━━ Data shown ━━

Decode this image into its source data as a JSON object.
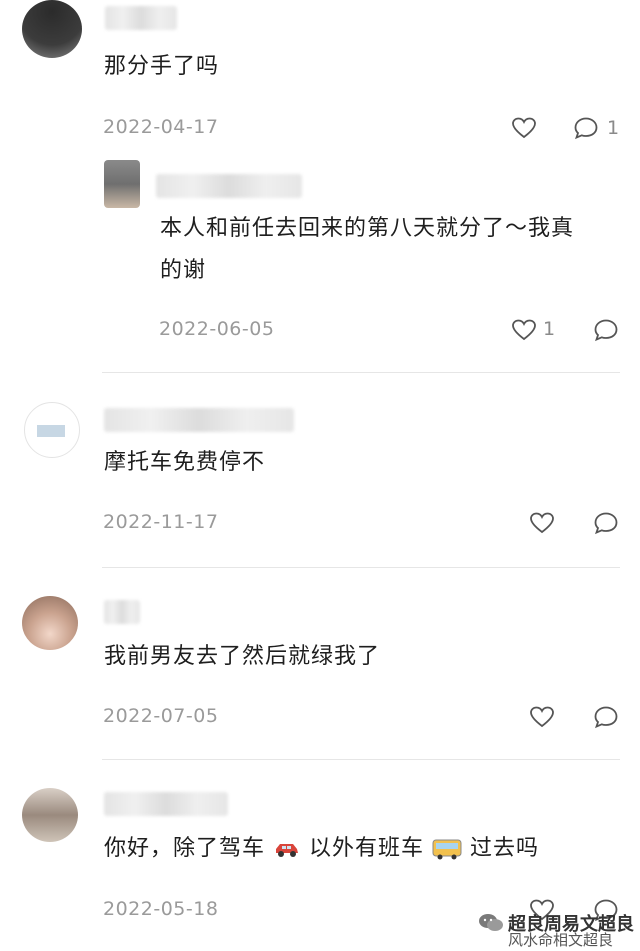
{
  "comments": [
    {
      "text": "那分手了吗",
      "date": "2022-04-17",
      "reply_count": "1"
    },
    {
      "text_line1": "本人和前任去回来的第八天就分了～我真",
      "text_line2": "的谢",
      "date": "2022-06-05",
      "like_count": "1"
    },
    {
      "text": "摩托车免费停不",
      "date": "2022-11-17"
    },
    {
      "text": "我前男友去了然后就绿我了",
      "date": "2022-07-05"
    },
    {
      "text_a": "你好，除了驾车",
      "text_b": "以外有班车",
      "text_c": "过去吗",
      "date": "2022-05-18"
    }
  ],
  "watermark": {
    "line1": "超良周易文超良",
    "line2": "风水命相文超良"
  },
  "icons": {
    "like": "heart-outline-icon",
    "comment": "speech-bubble-icon",
    "car": "car-emoji-icon",
    "bus": "bus-emoji-icon",
    "wechat": "wechat-logo-icon"
  }
}
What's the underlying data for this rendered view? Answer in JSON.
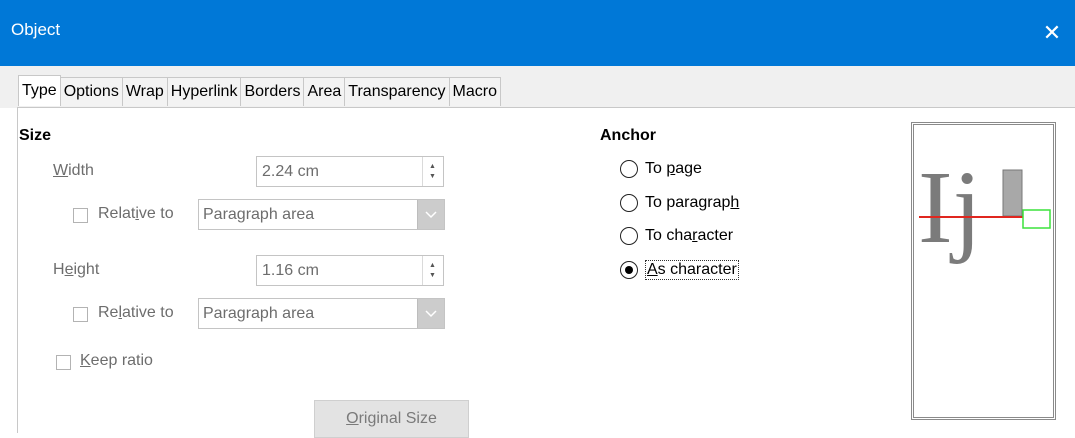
{
  "window": {
    "title": "Object",
    "close_glyph": "✕"
  },
  "tabs": [
    {
      "label": "Type",
      "active": true
    },
    {
      "label": "Options"
    },
    {
      "label": "Wrap"
    },
    {
      "label": "Hyperlink"
    },
    {
      "label": "Borders"
    },
    {
      "label": "Area"
    },
    {
      "label": "Transparency"
    },
    {
      "label": "Macro"
    }
  ],
  "size": {
    "heading": "Size",
    "width": {
      "label_pre": "",
      "label_u": "W",
      "label_post": "idth",
      "value": "2.24 cm",
      "relative_pre": "Relat",
      "relative_u": "i",
      "relative_post": "ve to",
      "relative_select": "Paragraph area",
      "relative_checked": false
    },
    "height": {
      "label_pre": "H",
      "label_u": "e",
      "label_post": "ight",
      "value": "1.16 cm",
      "relative_pre": "Re",
      "relative_u": "l",
      "relative_post": "ative to",
      "relative_select": "Paragraph area",
      "relative_checked": false
    },
    "keep_ratio_u": "K",
    "keep_ratio_post": "eep ratio",
    "keep_ratio_checked": false,
    "original_size_u": "O",
    "original_size_post": "riginal Size"
  },
  "anchor": {
    "heading": "Anchor",
    "options": [
      {
        "pre": "To ",
        "u": "p",
        "post": "age",
        "selected": false
      },
      {
        "pre": "To paragrap",
        "u": "h",
        "post": "",
        "selected": false
      },
      {
        "pre": "To cha",
        "u": "r",
        "post": "acter",
        "selected": false
      },
      {
        "pre": "",
        "u": "A",
        "post": "s character",
        "selected": true
      }
    ]
  },
  "preview": {
    "sample_text": "Ij"
  },
  "colors": {
    "titlebar": "#0078d7",
    "baseline": "#e0261f",
    "frame": "#3ce23c"
  }
}
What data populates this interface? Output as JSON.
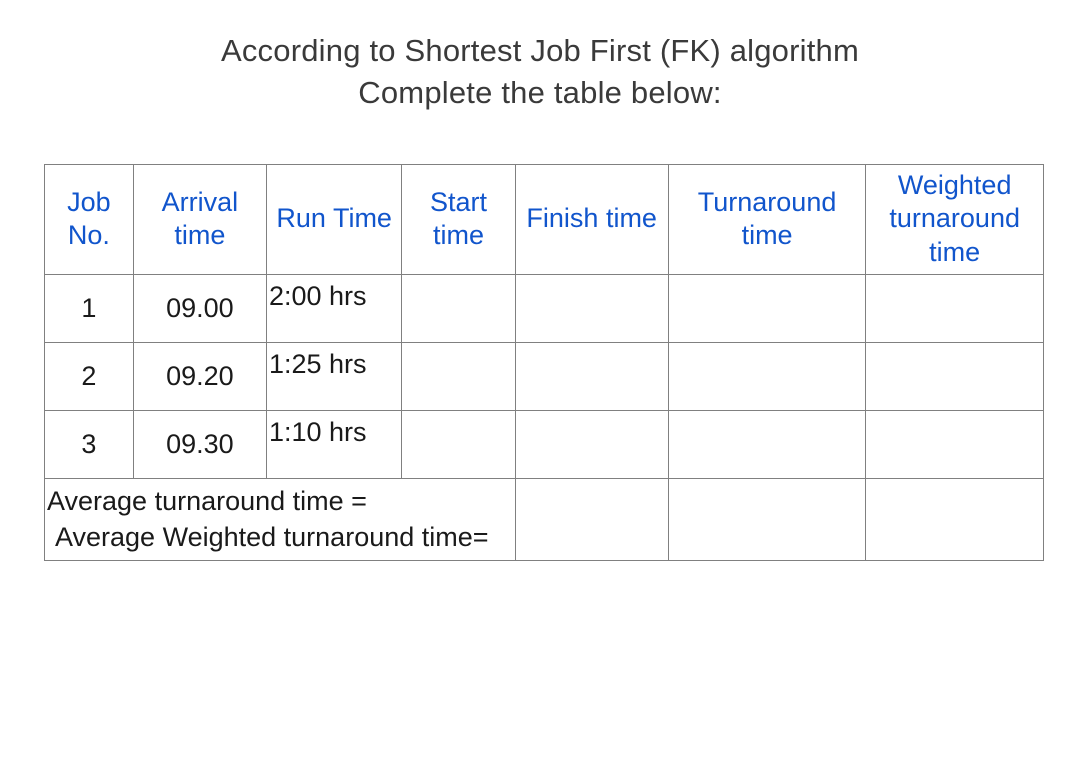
{
  "heading_line1": "According to Shortest Job First (FK) algorithm",
  "heading_line2": "Complete the table below:",
  "headers": {
    "job_no": "Job No.",
    "arrival": "Arrival time",
    "run": "Run Time",
    "start": "Start time",
    "finish": "Finish time",
    "turnaround": "Turnaround time",
    "weighted": "Weighted turnaround time"
  },
  "rows": [
    {
      "job": "1",
      "arrival": "09.00",
      "run": "2:00 hrs",
      "start": "",
      "finish": "",
      "turnaround": "",
      "weighted": ""
    },
    {
      "job": "2",
      "arrival": "09.20",
      "run": "1:25 hrs",
      "start": "",
      "finish": "",
      "turnaround": "",
      "weighted": ""
    },
    {
      "job": "3",
      "arrival": "09.30",
      "run": "1:10 hrs",
      "start": "",
      "finish": "",
      "turnaround": "",
      "weighted": ""
    }
  ],
  "footer": {
    "avg_turnaround": "Average turnaround time =",
    "avg_weighted": "Average Weighted turnaround time="
  },
  "chart_data": {
    "type": "table",
    "title": "Shortest Job First (FK) algorithm",
    "columns": [
      "Job No.",
      "Arrival time",
      "Run Time",
      "Start time",
      "Finish time",
      "Turnaround time",
      "Weighted turnaround time"
    ],
    "rows": [
      [
        "1",
        "09.00",
        "2:00 hrs",
        "",
        "",
        "",
        ""
      ],
      [
        "2",
        "09.20",
        "1:25 hrs",
        "",
        "",
        "",
        ""
      ],
      [
        "3",
        "09.30",
        "1:10 hrs",
        "",
        "",
        "",
        ""
      ]
    ],
    "footer": [
      "Average turnaround time =",
      "Average Weighted turnaround time="
    ]
  }
}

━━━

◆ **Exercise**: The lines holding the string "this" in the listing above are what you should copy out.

◆ **Answer section**:
Decode this image into its source data as a JSON object.
What's the underlying data for this rendered view? Answer in JSON.
What data populates this interface? Output as JSON.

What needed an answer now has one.